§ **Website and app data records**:
══════════════════════════════
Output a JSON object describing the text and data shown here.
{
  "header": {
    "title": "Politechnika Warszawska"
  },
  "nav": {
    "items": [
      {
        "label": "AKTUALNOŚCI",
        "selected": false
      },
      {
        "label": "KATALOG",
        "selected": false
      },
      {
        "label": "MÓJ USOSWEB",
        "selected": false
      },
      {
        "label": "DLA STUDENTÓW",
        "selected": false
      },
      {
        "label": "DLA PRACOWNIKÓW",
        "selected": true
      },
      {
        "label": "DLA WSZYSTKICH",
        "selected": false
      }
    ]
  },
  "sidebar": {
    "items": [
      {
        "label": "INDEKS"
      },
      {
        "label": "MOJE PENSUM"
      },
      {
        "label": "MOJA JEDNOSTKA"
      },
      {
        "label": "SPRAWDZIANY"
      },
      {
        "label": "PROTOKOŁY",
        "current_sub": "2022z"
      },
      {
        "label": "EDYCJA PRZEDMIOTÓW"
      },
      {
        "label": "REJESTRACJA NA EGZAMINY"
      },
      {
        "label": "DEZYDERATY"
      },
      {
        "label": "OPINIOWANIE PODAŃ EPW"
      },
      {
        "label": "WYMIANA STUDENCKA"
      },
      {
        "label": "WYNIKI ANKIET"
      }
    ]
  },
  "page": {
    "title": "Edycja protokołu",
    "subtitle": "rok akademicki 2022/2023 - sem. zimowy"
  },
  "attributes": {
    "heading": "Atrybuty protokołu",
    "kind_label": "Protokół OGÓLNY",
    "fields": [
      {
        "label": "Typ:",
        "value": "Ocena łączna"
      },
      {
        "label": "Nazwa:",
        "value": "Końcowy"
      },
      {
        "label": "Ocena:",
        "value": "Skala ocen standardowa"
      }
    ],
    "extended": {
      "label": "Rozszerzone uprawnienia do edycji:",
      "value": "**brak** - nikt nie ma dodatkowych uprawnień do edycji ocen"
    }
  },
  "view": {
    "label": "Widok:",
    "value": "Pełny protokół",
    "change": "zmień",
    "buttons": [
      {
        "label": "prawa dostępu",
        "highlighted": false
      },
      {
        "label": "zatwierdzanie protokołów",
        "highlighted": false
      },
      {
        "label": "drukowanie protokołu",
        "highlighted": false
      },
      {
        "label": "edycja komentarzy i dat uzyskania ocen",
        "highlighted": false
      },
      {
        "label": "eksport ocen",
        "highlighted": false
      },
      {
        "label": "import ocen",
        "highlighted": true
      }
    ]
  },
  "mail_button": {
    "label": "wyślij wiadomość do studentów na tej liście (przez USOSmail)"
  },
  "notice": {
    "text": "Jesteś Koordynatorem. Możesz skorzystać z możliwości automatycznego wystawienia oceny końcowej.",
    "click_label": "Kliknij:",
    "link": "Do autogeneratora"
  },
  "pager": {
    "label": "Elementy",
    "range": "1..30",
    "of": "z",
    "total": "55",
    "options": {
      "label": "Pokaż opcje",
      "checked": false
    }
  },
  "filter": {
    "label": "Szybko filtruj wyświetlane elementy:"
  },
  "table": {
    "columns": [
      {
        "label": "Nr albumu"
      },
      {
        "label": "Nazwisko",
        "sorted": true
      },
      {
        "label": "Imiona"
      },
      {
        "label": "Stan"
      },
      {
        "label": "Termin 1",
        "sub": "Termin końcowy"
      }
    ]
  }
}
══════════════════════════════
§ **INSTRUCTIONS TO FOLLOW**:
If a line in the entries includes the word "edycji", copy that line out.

§ **SOLUTION TO THIS PROBLEM**:
      "label": "Rozszerzone uprawnienia do edycji:",
      "value": "**brak** - nikt nie ma dodatkowych uprawnień do edycji ocen"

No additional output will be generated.